Sanchez, whose cover photo on the November 1981 issue of The Ring bore the headline “Boxing’s New Conquistador,” shared the publication’s November 1981 Fighter of the Month award with Sugar Ray Leonard, then shared the magazine’s Fighter of the Year award with him after notching a December 1981 split decision over English challenger Pat Cowdell. Victories over Rocky Garcia (W 15) and Azumah Nelson (KO 15) – a late replacement for Mario Miranda – followed, and, at age 23, Sanchez was well-positioned to produce a long and historic run that he hoped would include a showdown with WBC lightweight titleholder Alexis Arguello.

But it was not to be; he was killed instantly just 22 days after the Nelson fight. At 3:30 a.m. on August 12, 1982, his Porsche 928 collided with a truck on a road leading to his training camp in San Jose Iturbide, located 160 miles north of Mexico City. He was survived by his 21-year-old wife Maria Teresa, and two young sons, 16-month Cristian Salvador and four-month-old Omar. The Associated Press voted Sanchez the third-greatest featherweight of the 20th century and he was a member of the International Boxing Hall of Fame’s Class of 1991. Gomez was voted in four years later.

Had Sanchez lived, he could have followed up on another one of his dreams.

“I always wanted to be a doctor,” Sanchez said. “They’re always clean and neat. Everybody respects the doctor, right? I mean, he is somebody important, right?”

Right. While fate prevented him from scaling his professional mountaintop and from experiencing the fullness of his boxing life, his career, though an unfinished symphony, still left a massive imprint. And a big part of that imprint was created by the signature performance of his career, a performance that still resonates four decades later.
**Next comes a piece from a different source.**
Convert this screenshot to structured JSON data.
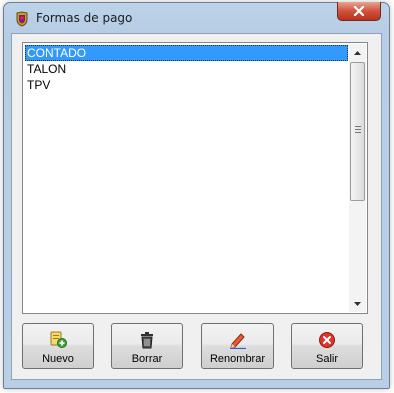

Lee Groves is a boxing writer and historian based in Friendly, West Virginia. He is a full member of the BWAA, from which he has won 20 writing awards, including two first-place awards, since 2006. He has been an elector for the International Boxing Hall of Fame since 2001 and is also a writer, researcher and punch-counter for CompuBox, Inc. as well as a panelist on “In This Corner: The Podcast” on FITE.TV. He is the author of “Tales from the Vault: A Celebration of 100 Boxing Closet Classics” (available on Amazon) and the co-author of  “Muhammad Ali: By the Numbers” (also available on Amazon). To contact Groves about a personalized autographed copy, use the email [email protected] or send him a message via Facebook or Twitter (@leegrovesboxing).